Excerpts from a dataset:
---------------

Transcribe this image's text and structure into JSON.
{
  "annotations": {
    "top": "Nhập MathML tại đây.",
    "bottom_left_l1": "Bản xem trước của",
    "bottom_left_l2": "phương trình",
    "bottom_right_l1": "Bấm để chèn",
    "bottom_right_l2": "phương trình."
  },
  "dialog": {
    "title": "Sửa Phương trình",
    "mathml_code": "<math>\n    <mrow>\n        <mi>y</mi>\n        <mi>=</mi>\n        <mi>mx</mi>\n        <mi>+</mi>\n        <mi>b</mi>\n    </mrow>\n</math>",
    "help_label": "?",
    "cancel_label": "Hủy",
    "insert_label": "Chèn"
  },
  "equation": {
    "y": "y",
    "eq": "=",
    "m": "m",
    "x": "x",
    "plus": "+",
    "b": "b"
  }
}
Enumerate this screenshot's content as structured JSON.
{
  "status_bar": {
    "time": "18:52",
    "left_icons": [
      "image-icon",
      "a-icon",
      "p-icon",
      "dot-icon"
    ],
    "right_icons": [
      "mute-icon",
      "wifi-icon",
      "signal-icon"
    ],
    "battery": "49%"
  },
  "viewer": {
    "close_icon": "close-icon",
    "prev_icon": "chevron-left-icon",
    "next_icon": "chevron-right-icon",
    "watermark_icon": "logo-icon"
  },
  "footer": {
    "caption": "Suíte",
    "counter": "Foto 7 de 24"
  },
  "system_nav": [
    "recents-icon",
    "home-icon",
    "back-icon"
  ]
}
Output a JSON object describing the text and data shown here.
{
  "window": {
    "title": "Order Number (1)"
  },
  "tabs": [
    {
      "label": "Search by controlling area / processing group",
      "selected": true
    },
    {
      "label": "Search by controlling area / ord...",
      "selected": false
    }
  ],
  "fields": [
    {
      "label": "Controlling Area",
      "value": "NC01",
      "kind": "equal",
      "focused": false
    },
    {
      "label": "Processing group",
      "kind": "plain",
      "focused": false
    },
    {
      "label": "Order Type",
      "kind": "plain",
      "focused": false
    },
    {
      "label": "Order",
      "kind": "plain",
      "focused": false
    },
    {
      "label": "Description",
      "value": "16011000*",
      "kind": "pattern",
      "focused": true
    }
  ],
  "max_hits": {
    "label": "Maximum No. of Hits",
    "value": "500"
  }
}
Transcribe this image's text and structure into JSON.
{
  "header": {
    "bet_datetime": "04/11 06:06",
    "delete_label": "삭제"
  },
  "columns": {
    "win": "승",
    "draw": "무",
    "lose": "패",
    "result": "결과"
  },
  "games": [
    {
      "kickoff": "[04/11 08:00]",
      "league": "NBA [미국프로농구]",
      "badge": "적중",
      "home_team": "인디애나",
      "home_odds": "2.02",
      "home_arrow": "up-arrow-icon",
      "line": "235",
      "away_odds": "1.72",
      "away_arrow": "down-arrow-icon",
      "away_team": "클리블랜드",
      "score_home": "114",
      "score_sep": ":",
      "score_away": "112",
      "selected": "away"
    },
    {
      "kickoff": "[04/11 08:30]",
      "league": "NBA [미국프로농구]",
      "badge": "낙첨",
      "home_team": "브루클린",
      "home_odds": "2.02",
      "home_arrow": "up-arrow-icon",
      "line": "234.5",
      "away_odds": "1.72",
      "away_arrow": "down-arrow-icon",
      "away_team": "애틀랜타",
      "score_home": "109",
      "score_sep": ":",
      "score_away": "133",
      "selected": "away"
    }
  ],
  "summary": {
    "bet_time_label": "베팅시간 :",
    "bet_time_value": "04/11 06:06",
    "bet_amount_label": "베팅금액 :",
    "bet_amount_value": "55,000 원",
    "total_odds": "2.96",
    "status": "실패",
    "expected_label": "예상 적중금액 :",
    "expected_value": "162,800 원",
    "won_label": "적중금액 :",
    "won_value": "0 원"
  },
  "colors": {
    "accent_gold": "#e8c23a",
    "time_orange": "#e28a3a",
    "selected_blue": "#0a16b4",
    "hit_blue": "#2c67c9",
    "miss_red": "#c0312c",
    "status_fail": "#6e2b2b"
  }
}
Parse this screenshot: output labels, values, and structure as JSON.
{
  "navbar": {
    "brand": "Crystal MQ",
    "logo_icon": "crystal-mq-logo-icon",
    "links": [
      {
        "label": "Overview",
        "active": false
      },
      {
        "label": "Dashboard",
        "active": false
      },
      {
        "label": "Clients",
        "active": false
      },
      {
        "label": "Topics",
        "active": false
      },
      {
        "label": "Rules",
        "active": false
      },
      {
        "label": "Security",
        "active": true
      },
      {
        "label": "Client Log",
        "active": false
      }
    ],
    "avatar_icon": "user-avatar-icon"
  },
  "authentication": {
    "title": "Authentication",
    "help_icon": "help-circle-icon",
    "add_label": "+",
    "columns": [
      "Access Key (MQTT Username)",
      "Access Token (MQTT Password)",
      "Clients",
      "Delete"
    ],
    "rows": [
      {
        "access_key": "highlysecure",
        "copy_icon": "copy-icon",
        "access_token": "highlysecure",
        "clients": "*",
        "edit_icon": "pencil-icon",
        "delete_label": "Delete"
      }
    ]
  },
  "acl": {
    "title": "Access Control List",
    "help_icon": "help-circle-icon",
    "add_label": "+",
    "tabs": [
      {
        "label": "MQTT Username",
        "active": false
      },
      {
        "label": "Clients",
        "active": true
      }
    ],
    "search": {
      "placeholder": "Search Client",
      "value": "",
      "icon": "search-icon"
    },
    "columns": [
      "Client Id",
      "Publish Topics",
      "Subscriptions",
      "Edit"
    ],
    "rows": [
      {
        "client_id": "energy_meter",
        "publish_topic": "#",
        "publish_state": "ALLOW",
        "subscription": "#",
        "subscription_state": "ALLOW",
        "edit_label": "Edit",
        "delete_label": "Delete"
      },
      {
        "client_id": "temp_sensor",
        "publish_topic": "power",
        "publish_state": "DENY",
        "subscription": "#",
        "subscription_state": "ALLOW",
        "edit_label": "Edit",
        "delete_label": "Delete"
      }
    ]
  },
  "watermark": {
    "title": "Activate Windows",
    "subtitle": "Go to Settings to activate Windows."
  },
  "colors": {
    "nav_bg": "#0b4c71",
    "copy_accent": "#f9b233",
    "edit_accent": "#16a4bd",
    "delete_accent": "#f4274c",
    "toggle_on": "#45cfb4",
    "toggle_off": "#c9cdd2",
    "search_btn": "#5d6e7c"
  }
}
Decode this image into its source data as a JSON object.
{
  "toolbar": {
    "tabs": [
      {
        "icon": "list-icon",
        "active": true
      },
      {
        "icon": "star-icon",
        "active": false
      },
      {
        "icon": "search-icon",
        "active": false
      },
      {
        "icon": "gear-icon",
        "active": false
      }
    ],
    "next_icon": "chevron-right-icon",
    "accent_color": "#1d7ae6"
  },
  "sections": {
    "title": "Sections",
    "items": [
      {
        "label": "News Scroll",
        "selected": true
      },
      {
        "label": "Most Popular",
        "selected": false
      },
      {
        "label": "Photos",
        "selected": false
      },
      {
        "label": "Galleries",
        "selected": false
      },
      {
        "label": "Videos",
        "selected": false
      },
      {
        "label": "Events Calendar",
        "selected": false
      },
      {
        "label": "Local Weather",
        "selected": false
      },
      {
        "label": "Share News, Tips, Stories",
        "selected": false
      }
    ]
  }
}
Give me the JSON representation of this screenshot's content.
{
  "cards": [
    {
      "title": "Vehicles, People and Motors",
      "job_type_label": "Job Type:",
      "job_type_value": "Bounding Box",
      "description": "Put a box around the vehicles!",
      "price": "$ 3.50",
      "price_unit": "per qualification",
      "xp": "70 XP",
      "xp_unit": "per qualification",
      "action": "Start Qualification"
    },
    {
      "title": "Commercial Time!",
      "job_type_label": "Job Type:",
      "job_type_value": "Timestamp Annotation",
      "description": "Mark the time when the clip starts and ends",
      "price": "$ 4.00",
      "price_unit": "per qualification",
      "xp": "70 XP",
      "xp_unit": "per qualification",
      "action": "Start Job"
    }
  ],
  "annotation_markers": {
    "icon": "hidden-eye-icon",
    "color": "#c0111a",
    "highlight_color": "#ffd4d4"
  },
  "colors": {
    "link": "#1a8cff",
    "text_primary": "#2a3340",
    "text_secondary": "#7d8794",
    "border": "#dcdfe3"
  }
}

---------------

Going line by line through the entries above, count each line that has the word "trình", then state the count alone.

SOLUTION BELOW
3